Casey Hirschmann hosts monthly Culture & Cuisine events at various Houston restaurants.

photo of Casey

A champion of diversity and inclusion

text and photography by Gus Morgan

As an optimization engineer at ConocoPhillips, Casey Hirschmann works to decrease costs and drive consistency in the Bakken rig fleet. She also creates Spotfire visualizations for her fellow engineers. But when her workday is done, Casey’s collaborative nature and SPIRIT Values don’t stop, they shift into overdrive.

An advocate of inclusion, Casey is passionate about Houston, America’s most diverse metropolitan area. And as a social crusader, she’s working to make it even better.

“Houston is what America is going to look like 20 and 30 years down the road,” she said, “where the minority is the majority.”

But urban sprawl, Casey said, has reduced Houstonians’ interactions with each other, leading residents to often stay within their own immediate neighborhoods, workplaces and circle of friends. This silo effect, she said, hinders synergy and collaboration. 

“This causes us to miss out on a lot of opportunities to get to know other people,” she said. “Houston has every culture you can imagine. It’s just a matter of accessing that interaction.”

To increase cultural interaction in Houston, in late 2016 Casey founded Culture & Cuisine. The social hub, designed to encourage people to learn about the cultures that make up the community, has blossomed since its inception.

Each month, participants gather at a Houston restaurant to dine on authentic cuisine and socialize with guest speakers who share their cultural knowledge and experiences. It’s like going on a minivacation to an exotic land, minus the airfare. A list of previous gatherings reads like a world tour: Venezuela, Italy, Japan, Mexico, China, Iran and Vietnam.

After Hurricane Harvey’s floodwaters devastated Houston, the group hosted an “Appreciation of Houston” to thank some of Houston’s first responders. The event, which raised money for hurricane relief efforts, epitomized Casey’s vision of a culturally unified community, a city worthy of the slogan “Houston Strong.” 

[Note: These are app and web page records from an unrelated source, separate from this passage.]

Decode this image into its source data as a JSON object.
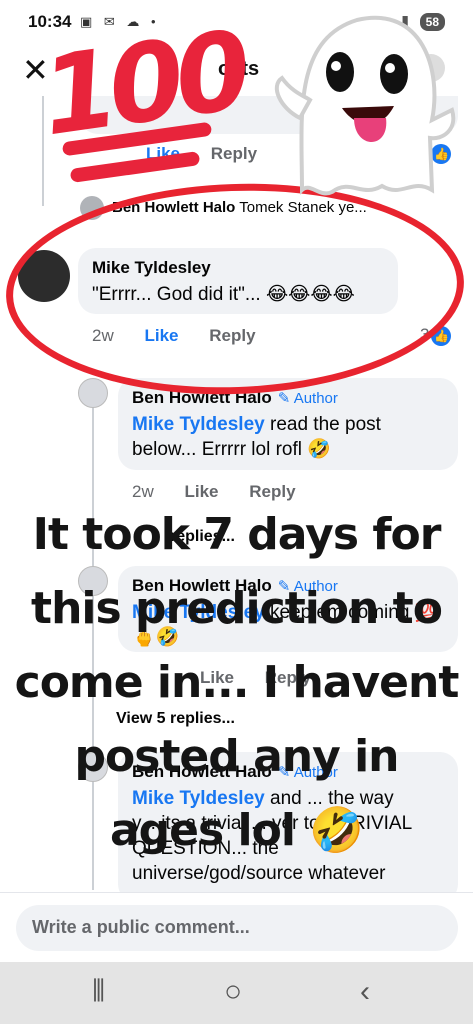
{
  "status": {
    "time": "10:34",
    "battery": "58"
  },
  "header": {
    "title_partial": "osts"
  },
  "overlay": {
    "lines": [
      "It took 7 days for",
      "this prediction to",
      "come in... I havent",
      "posted any in",
      "ages lol 🤣"
    ]
  },
  "sticker": {
    "text": "100"
  },
  "prev_comment": {
    "like": "Like",
    "reply": "Reply",
    "reactions": "2"
  },
  "collapsed_comment": {
    "author": "Ben Howlett Halo",
    "text": "Tomek Stanek ye..."
  },
  "main_comment": {
    "author": "Mike Tyldesley",
    "text": "\"Errrr... God did it\"... 😂😂😂😂",
    "time": "2w",
    "like": "Like",
    "reply": "Reply",
    "reactions": "3"
  },
  "reply1": {
    "author": "Ben Howlett Halo",
    "badge": "✎ Author",
    "mention": "Mike Tyldesley",
    "text": " read the post below... Errrrr lol rofl 🤣",
    "time": "2w",
    "like": "Like",
    "reply": "Reply"
  },
  "view_replies_1": "replies...",
  "reply2": {
    "author": "Ben Howlett Halo",
    "badge": "✎ Author",
    "mention": "Mike Tyldesley",
    "text": " keep em coming 💯🖕🤣",
    "like": "Like",
    "reply": "Reply"
  },
  "view_replies_2": "View 5 replies...",
  "reply3": {
    "author": "Ben Howlett Halo",
    "badge": "✎ Author",
    "mention": "Mike Tyldesley",
    "text_1": " and ... the way",
    "text_2": "y... its a trivial ... ver to A TRIVIAL QUESTION... the universe/god/source whatever"
  },
  "composer": {
    "placeholder": "Write a public comment..."
  },
  "colors": {
    "accent": "#1877f2",
    "annotation": "#e8242f",
    "bubble": "#f0f2f5"
  }
}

“We’re all human at the core,” Casey said, “worried about supporting our family, being happy, surviving. Cultures and beliefs are just different expressions of that endeavor. We often don’t understand people who aren’t like us. That’s why it’s important for people to experience different cultures.”

Highlighting this point is the story of Casey’s grandmother, Maria Anne Hirschmann, who was a member of the Hitler Youth. Casey said “Grandma Hansi” initially viewed Adolf Hitler as a visionary and savior for the German people. But after being captured and imprisoned in a Russian concentration camp, Hirschmann escaped, only to be rescued by American soldiers, an enemy she was raised to hate and fear.

Hirschmann’s positive interactions with the Americans changed her perspective, making her realize that she was brainwashed and disillusioned because she hadn’t interacted with anyone else. She had relied on others to shape her thoughts and opinions. Since those days, Hirschmann has been an advocate for diversity and inclusion. This life lesson continues to be advanced by her granddaughter, Casey.

Casey knows conversations build understanding: “Do we want to be subdivided little communities within a big city? Or do we want to be united? Do we want to stand as a place of understanding, acceptance and empathy? That’s what I’m hoping to create in Houston, to begin that conversation and create a place of connection.”